## Task to complete:
Word for word, print out all of the data, omitting every image.
##### Information shown #####
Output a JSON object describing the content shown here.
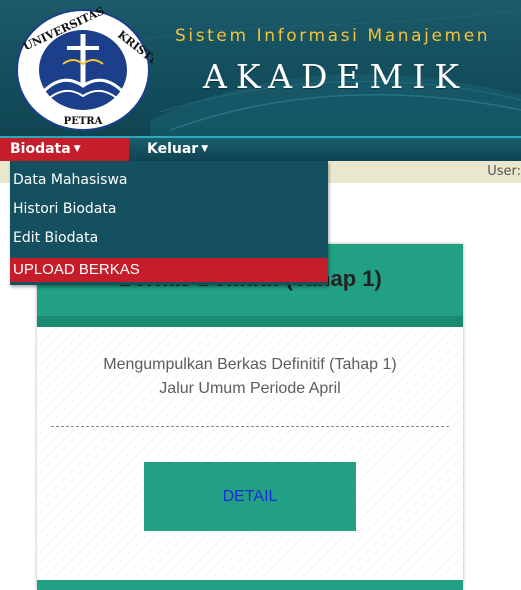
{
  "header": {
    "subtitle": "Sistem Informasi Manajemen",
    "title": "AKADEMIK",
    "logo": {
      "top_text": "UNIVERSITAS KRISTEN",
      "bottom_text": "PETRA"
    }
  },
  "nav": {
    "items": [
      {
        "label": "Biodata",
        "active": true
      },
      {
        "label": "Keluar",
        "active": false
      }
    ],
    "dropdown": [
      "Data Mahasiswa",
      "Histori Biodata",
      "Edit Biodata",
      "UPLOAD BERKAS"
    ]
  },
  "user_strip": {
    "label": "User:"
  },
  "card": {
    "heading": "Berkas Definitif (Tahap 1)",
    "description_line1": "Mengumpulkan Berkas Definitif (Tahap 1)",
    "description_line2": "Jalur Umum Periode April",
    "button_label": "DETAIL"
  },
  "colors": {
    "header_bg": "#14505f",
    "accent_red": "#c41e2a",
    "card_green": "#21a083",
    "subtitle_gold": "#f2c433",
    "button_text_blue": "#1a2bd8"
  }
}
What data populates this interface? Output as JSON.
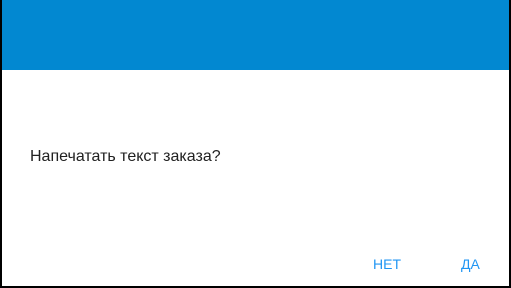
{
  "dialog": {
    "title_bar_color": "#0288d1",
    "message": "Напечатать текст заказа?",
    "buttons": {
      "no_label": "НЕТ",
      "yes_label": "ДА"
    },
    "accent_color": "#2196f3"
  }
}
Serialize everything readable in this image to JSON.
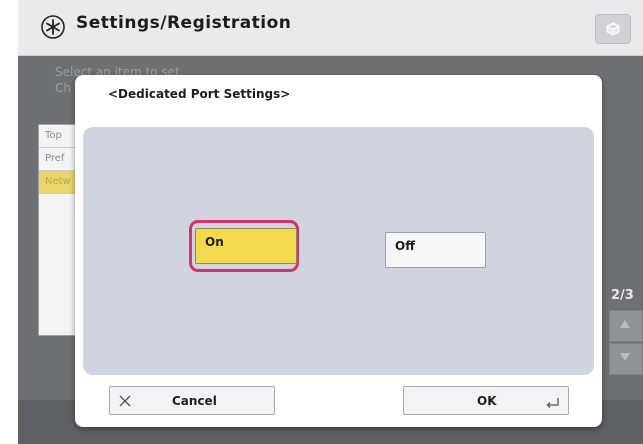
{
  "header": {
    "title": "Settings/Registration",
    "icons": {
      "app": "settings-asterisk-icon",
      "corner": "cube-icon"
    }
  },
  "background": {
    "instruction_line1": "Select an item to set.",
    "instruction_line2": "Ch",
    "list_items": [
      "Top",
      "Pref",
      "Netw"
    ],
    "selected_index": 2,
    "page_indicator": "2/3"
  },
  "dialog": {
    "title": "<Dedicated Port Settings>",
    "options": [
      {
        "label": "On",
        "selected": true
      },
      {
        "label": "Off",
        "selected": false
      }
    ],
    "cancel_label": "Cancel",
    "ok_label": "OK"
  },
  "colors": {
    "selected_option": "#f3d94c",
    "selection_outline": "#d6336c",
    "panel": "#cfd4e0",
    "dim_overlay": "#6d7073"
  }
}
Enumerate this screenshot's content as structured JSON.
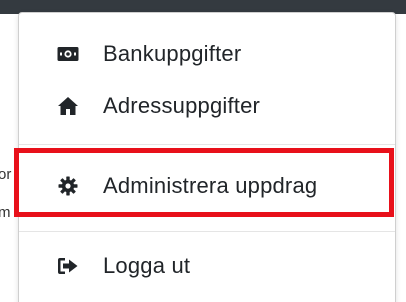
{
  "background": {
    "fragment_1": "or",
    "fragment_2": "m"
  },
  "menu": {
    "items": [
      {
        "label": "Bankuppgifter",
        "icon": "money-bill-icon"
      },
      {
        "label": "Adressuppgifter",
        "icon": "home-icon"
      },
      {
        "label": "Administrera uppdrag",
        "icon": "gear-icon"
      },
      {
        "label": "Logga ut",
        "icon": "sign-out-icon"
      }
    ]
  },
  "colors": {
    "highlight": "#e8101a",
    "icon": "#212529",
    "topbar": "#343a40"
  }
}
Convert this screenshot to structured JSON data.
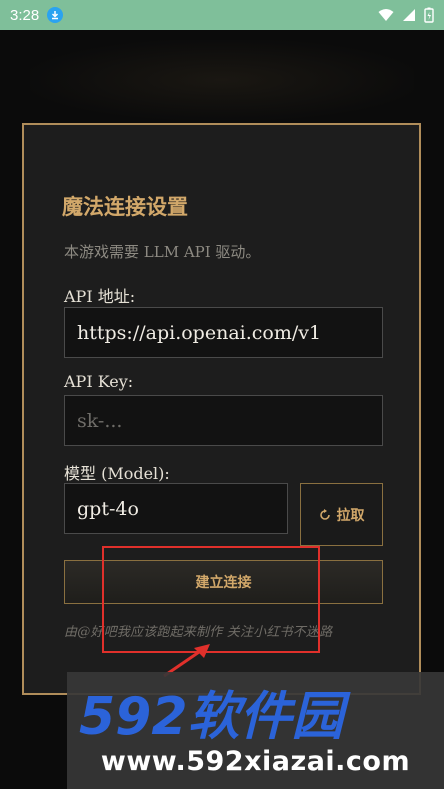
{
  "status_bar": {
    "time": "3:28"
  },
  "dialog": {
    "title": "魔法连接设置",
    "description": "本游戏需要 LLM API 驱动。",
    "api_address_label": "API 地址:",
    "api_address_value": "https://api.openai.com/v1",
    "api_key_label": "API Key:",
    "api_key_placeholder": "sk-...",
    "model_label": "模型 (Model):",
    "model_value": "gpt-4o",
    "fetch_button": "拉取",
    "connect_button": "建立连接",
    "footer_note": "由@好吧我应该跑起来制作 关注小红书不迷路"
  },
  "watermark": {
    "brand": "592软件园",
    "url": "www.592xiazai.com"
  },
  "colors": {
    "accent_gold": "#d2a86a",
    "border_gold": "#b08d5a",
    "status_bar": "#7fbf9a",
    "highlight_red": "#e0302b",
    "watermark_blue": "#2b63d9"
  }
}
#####
## The answer:
Output a JSON object describing the content shown here.
{
  "header": {
    "subtitle": "Sistem Informasi Manajemen",
    "title": "AKADEMIK",
    "logo": {
      "top_text": "UNIVERSITAS KRISTEN",
      "bottom_text": "PETRA"
    }
  },
  "nav": {
    "items": [
      {
        "label": "Biodata",
        "active": true
      },
      {
        "label": "Keluar",
        "active": false
      }
    ],
    "dropdown": [
      "Data Mahasiswa",
      "Histori Biodata",
      "Edit Biodata",
      "UPLOAD BERKAS"
    ]
  },
  "user_strip": {
    "label": "User:"
  },
  "card": {
    "heading": "Berkas Definitif (Tahap 1)",
    "description_line1": "Mengumpulkan Berkas Definitif (Tahap 1)",
    "description_line2": "Jalur Umum Periode April",
    "button_label": "DETAIL"
  },
  "colors": {
    "header_bg": "#14505f",
    "accent_red": "#c41e2a",
    "card_green": "#21a083",
    "subtitle_gold": "#f2c433",
    "button_text_blue": "#1a2bd8"
  }
}
What data populates this interface? Output as JSON.
{
  "dialog": {
    "title_bar_color": "#0288d1",
    "message": "Напечатать текст заказа?",
    "buttons": {
      "no_label": "НЕТ",
      "yes_label": "ДА"
    },
    "accent_color": "#2196f3"
  }
}
Serialize everything readable in this image to JSON.
{
  "header": {
    "title": "Settings/Registration",
    "icons": {
      "app": "settings-asterisk-icon",
      "corner": "cube-icon"
    }
  },
  "background": {
    "instruction_line1": "Select an item to set.",
    "instruction_line2": "Ch",
    "list_items": [
      "Top",
      "Pref",
      "Netw"
    ],
    "selected_index": 2,
    "page_indicator": "2/3"
  },
  "dialog": {
    "title": "<Dedicated Port Settings>",
    "options": [
      {
        "label": "On",
        "selected": true
      },
      {
        "label": "Off",
        "selected": false
      }
    ],
    "cancel_label": "Cancel",
    "ok_label": "OK"
  },
  "colors": {
    "selected_option": "#f3d94c",
    "selection_outline": "#d6336c",
    "panel": "#cfd4e0",
    "dim_overlay": "#6d7073"
  }
}
Enumerate this screenshot's content as structured JSON.
{
  "background": {
    "fragment_1": "or",
    "fragment_2": "m"
  },
  "menu": {
    "items": [
      {
        "label": "Bankuppgifter",
        "icon": "money-bill-icon"
      },
      {
        "label": "Adressuppgifter",
        "icon": "home-icon"
      },
      {
        "label": "Administrera uppdrag",
        "icon": "gear-icon"
      },
      {
        "label": "Logga ut",
        "icon": "sign-out-icon"
      }
    ]
  },
  "colors": {
    "highlight": "#e8101a",
    "icon": "#212529",
    "topbar": "#343a40"
  }
}
Convert this screenshot to structured JSON data.
{
  "status_bar": {
    "time": "3:28"
  },
  "dialog": {
    "title": "魔法连接设置",
    "description": "本游戏需要 LLM API 驱动。",
    "api_address_label": "API 地址:",
    "api_address_value": "https://api.openai.com/v1",
    "api_key_label": "API Key:",
    "api_key_placeholder": "sk-...",
    "model_label": "模型 (Model):",
    "model_value": "gpt-4o",
    "fetch_button": "拉取",
    "connect_button": "建立连接",
    "footer_note": "由@好吧我应该跑起来制作 关注小红书不迷路"
  },
  "watermark": {
    "brand": "592软件园",
    "url": "www.592xiazai.com"
  },
  "colors": {
    "accent_gold": "#d2a86a",
    "border_gold": "#b08d5a",
    "status_bar": "#7fbf9a",
    "highlight_red": "#e0302b",
    "watermark_blue": "#2b63d9"
  }
}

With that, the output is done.